Continuing our series on long-term success, we look at the art of wondering. Often our gifted kids wonder deeper and longer than others. But do they wonder about math?
Students learn about prime numbers early in their careers, but the true, quirky nature of these numbers isn’t really explored unless kids go on to become math majors. Here are three fun prime explorations suitable for even young students.
It’s easy to fall in love with chasing the newest technology to use in the classroom. But sometimes, the perfect tool is a plain old calculator. We’ll be using this tool to develop curiosity about math.
Creativity and math may seem completely incompatible. Math is when students follow predefined steps to arrive at an exact answer! Here are four ideas for quick math warmups that encourage students to use divergent, creative thinking.
How long will it take to get a million dollars if you start with a penny and double it?
In the paper, I read about Norway’s dominance of the Winter Olympics, despite being a tiny country. I love this juxtaposition of unexpected data! Let’s turn it into a math project. Here are some questions I thought of…

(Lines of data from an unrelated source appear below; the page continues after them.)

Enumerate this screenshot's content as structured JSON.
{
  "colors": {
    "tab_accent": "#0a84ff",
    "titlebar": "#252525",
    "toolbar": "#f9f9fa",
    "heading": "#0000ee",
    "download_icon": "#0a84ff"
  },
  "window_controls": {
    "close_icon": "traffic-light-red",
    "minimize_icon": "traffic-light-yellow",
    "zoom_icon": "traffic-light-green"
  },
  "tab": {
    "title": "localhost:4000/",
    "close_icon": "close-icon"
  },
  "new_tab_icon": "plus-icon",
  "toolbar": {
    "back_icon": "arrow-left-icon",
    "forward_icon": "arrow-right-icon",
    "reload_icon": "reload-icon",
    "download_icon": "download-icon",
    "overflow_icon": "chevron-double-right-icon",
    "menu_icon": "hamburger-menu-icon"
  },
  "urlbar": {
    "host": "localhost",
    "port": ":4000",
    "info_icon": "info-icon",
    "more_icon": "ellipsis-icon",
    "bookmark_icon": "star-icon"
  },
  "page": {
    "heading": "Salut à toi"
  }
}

What kind of math project could you build based on the shrinking dimensions of seats on the Boeing 777?
Our look at math conjectures continues with Goldbach’s Conjecture, which states that all even integers greater than 2 can be written as the sum of two primes. Is this true for all cases? Another authentic, unsolved question.
A “conjecture” is an idea that is believed to be true, but has not yet been proven. They are authentic unanswered questions for students to explore. The Collatz Conjecture uses two simple rules to get from any number to 1. It seems to work for all numbers…
Pi Day is just around the corner, but the typical fare include π art projects, memorization challenges, or other activities that separate π from its real uses. But π is such a fascinating topic that it should inspire curiosity and wonder on its own.